**Exercise details**
For each line below that includes the word "JSON", make a copy.

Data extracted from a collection
>>>

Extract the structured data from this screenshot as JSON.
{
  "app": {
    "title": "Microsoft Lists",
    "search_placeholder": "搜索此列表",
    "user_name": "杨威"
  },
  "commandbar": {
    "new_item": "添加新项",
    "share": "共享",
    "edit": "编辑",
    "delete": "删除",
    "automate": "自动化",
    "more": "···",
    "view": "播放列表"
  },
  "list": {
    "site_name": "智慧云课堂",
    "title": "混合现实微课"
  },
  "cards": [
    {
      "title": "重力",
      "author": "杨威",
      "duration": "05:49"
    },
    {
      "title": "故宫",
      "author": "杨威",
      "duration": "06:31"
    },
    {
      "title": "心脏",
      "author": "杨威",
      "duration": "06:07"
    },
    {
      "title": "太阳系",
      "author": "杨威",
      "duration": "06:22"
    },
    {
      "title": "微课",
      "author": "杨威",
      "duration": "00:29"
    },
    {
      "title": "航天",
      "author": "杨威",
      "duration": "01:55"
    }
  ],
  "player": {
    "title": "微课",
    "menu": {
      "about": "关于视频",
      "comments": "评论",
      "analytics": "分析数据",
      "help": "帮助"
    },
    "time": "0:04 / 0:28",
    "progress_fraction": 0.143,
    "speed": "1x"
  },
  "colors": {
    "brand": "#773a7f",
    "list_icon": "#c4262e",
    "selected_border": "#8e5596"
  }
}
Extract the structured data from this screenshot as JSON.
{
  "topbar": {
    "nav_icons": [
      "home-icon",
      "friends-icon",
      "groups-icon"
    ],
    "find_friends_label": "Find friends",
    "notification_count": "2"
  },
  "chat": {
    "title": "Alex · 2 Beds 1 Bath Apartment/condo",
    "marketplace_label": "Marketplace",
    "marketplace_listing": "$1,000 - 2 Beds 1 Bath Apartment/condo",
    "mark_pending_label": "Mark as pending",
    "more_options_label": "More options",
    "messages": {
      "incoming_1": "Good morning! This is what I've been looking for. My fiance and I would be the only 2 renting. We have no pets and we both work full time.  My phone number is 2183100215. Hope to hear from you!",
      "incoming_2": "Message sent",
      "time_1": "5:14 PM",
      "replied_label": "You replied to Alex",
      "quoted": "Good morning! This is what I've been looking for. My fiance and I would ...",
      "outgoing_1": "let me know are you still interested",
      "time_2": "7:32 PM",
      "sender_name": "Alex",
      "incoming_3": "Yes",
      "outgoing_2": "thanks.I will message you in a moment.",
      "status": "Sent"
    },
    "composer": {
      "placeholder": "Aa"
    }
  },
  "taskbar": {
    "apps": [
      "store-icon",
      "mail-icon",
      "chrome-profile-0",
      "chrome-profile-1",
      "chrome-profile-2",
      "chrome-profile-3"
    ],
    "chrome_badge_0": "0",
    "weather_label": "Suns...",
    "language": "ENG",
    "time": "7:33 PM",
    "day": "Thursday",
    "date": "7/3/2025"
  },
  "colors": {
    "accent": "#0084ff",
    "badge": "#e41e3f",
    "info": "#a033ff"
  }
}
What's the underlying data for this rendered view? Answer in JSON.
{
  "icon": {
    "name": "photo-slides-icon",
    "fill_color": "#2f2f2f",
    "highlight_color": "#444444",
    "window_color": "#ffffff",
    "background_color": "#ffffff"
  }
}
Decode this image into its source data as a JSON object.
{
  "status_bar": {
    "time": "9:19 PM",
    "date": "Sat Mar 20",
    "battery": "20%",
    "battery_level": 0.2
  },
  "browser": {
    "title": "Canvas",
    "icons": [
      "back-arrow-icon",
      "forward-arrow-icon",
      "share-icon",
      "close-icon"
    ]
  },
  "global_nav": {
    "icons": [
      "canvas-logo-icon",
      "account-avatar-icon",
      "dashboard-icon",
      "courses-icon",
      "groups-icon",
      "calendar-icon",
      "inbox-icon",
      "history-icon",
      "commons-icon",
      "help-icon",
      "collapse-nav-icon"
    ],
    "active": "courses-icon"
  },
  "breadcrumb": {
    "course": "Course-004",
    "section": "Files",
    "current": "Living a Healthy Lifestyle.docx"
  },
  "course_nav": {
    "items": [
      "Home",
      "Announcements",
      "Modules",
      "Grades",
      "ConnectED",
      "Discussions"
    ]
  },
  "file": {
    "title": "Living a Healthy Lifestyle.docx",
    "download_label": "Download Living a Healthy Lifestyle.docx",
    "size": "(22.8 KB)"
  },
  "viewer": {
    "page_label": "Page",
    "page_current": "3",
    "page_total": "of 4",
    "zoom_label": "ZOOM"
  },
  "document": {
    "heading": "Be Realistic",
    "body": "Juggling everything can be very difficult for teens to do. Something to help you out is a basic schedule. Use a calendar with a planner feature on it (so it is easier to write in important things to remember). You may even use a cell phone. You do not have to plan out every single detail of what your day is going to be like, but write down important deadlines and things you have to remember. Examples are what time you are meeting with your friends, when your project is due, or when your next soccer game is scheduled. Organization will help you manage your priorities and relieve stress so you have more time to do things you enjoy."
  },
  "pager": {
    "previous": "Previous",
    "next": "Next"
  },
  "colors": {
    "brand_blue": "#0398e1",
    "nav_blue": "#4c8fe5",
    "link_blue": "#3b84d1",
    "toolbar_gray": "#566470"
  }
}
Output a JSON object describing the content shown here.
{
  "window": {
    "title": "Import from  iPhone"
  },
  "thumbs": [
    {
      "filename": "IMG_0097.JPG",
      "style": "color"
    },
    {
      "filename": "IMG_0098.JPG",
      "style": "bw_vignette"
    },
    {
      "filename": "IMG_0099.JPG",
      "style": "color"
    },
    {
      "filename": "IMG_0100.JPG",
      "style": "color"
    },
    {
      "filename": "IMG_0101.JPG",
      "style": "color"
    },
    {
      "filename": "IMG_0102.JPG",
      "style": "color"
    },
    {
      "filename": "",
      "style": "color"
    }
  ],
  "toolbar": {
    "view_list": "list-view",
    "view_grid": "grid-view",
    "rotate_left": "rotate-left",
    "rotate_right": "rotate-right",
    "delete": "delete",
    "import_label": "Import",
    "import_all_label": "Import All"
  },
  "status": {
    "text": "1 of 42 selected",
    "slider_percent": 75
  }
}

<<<

**Response**
Extract the structured data from this screenshot as JSON.
Extract the structured data from this screenshot as JSON.
What's the underlying data for this rendered view? Answer in JSON.
Decode this image into its source data as a JSON object.
Output a JSON object describing the content shown here.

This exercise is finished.